TASK GOAL:
Each line of the listing that contains the word "boarding" is to be copied.

WORKING DATA:
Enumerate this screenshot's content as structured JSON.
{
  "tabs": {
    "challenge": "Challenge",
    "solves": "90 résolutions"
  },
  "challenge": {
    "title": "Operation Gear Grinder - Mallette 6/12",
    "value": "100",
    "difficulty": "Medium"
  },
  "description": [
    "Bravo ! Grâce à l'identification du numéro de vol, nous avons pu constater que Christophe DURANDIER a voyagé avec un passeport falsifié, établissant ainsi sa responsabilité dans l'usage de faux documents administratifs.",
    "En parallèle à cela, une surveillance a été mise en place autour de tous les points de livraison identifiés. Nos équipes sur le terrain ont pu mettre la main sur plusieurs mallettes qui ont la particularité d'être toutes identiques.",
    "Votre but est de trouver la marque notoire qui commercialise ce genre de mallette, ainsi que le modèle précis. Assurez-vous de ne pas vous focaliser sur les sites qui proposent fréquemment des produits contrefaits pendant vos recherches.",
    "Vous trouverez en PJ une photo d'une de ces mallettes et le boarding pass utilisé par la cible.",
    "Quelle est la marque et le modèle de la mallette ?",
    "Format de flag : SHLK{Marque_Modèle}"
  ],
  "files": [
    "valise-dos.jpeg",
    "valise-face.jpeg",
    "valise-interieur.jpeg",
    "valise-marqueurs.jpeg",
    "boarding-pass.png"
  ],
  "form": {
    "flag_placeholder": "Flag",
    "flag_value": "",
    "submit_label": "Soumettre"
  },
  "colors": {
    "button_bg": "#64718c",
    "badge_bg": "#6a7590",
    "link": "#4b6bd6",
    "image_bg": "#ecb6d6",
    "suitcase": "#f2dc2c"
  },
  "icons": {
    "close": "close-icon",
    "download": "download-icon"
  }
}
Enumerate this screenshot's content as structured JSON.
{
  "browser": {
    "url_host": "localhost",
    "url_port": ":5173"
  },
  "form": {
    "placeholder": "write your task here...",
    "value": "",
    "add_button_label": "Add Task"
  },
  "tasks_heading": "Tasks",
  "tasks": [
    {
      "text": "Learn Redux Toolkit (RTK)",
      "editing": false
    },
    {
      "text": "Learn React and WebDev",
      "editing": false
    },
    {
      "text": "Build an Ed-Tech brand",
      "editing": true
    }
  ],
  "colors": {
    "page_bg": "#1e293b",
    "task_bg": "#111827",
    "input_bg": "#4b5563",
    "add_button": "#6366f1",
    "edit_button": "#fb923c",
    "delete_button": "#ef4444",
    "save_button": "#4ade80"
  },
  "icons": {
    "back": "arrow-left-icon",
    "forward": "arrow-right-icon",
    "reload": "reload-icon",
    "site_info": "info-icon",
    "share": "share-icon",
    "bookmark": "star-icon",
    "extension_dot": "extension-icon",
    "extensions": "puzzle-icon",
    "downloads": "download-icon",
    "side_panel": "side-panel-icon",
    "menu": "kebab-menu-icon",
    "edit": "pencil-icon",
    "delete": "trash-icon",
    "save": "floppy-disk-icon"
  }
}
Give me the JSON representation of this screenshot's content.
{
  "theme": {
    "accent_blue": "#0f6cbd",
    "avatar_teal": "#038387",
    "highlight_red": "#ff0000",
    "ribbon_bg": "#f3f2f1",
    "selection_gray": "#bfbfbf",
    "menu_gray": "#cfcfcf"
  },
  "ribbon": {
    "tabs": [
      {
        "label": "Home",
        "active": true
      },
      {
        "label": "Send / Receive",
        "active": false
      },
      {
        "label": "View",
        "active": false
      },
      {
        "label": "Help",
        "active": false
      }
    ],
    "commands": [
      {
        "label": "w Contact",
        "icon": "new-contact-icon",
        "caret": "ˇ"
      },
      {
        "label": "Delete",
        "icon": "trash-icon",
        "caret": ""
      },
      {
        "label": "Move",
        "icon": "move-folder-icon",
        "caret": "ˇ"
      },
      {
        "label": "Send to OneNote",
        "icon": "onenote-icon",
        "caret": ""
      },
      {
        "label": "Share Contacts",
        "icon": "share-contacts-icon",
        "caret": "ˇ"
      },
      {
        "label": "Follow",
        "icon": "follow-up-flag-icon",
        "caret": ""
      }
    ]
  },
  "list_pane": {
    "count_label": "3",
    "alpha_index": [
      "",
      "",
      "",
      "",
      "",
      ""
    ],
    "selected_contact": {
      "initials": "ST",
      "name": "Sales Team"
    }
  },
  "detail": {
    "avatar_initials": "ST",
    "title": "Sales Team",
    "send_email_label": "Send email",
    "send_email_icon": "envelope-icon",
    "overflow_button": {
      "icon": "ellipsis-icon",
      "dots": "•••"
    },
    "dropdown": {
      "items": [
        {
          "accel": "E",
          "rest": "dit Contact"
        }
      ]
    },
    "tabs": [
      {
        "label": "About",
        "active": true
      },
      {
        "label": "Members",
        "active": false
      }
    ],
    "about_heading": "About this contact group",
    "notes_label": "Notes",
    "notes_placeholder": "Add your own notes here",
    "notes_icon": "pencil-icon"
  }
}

OUTPUT OF THE TASK:
    "Vous trouverez en PJ une photo d'une de ces mallettes et le boarding pass utilisé par la cible.",
    "boarding-pass.png"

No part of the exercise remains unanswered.